> _Exercise_
Since the data must remain as supplied, reproduce it word for word.

> _Records shown_
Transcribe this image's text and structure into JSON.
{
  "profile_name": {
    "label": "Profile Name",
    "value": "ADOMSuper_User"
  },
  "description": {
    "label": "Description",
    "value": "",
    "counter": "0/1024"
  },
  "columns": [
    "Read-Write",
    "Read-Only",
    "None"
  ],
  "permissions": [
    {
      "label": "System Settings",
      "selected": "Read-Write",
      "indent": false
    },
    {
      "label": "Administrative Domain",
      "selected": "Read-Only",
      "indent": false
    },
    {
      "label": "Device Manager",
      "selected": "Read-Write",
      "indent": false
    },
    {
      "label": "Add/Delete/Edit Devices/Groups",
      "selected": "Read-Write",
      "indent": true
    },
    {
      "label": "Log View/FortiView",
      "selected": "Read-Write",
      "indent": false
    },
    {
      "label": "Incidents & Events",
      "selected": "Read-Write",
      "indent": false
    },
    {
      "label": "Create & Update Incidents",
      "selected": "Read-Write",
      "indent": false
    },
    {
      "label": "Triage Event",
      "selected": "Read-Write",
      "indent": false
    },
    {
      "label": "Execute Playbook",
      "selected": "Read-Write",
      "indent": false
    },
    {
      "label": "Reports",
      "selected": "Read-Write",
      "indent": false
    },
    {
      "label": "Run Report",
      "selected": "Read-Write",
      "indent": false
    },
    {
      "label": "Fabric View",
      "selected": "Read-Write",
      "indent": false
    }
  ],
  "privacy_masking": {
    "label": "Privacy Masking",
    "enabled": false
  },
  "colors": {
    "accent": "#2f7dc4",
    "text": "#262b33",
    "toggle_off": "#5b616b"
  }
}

> _Exercise response_
Transcribe this image's text and structure into JSON.
{
  "profile_name": {
    "label": "Profile Name",
    "value": "ADOMSuper_User"
  },
  "description": {
    "label": "Description",
    "value": "",
    "counter": "0/1024"
  },
  "columns": [
    "Read-Write",
    "Read-Only",
    "None"
  ],
  "permissions": [
    {
      "label": "System Settings",
      "selected": "Read-Write",
      "indent": false
    },
    {
      "label": "Administrative Domain",
      "selected": "Read-Only",
      "indent": false
    },
    {
      "label": "Device Manager",
      "selected": "Read-Write",
      "indent": false
    },
    {
      "label": "Add/Delete/Edit Devices/Groups",
      "selected": "Read-Write",
      "indent": true
    },
    {
      "label": "Log View/FortiView",
      "selected": "Read-Write",
      "indent": false
    },
    {
      "label": "Incidents & Events",
      "selected": "Read-Write",
      "indent": false
    },
    {
      "label": "Create & Update Incidents",
      "selected": "Read-Write",
      "indent": false
    },
    {
      "label": "Triage Event",
      "selected": "Read-Write",
      "indent": false
    },
    {
      "label": "Execute Playbook",
      "selected": "Read-Write",
      "indent": false
    },
    {
      "label": "Reports",
      "selected": "Read-Write",
      "indent": false
    },
    {
      "label": "Run Report",
      "selected": "Read-Write",
      "indent": false
    },
    {
      "label": "Fabric View",
      "selected": "Read-Write",
      "indent": false
    }
  ],
  "privacy_masking": {
    "label": "Privacy Masking",
    "enabled": false
  },
  "colors": {
    "accent": "#2f7dc4",
    "text": "#262b33",
    "toggle_off": "#5b616b"
  }
}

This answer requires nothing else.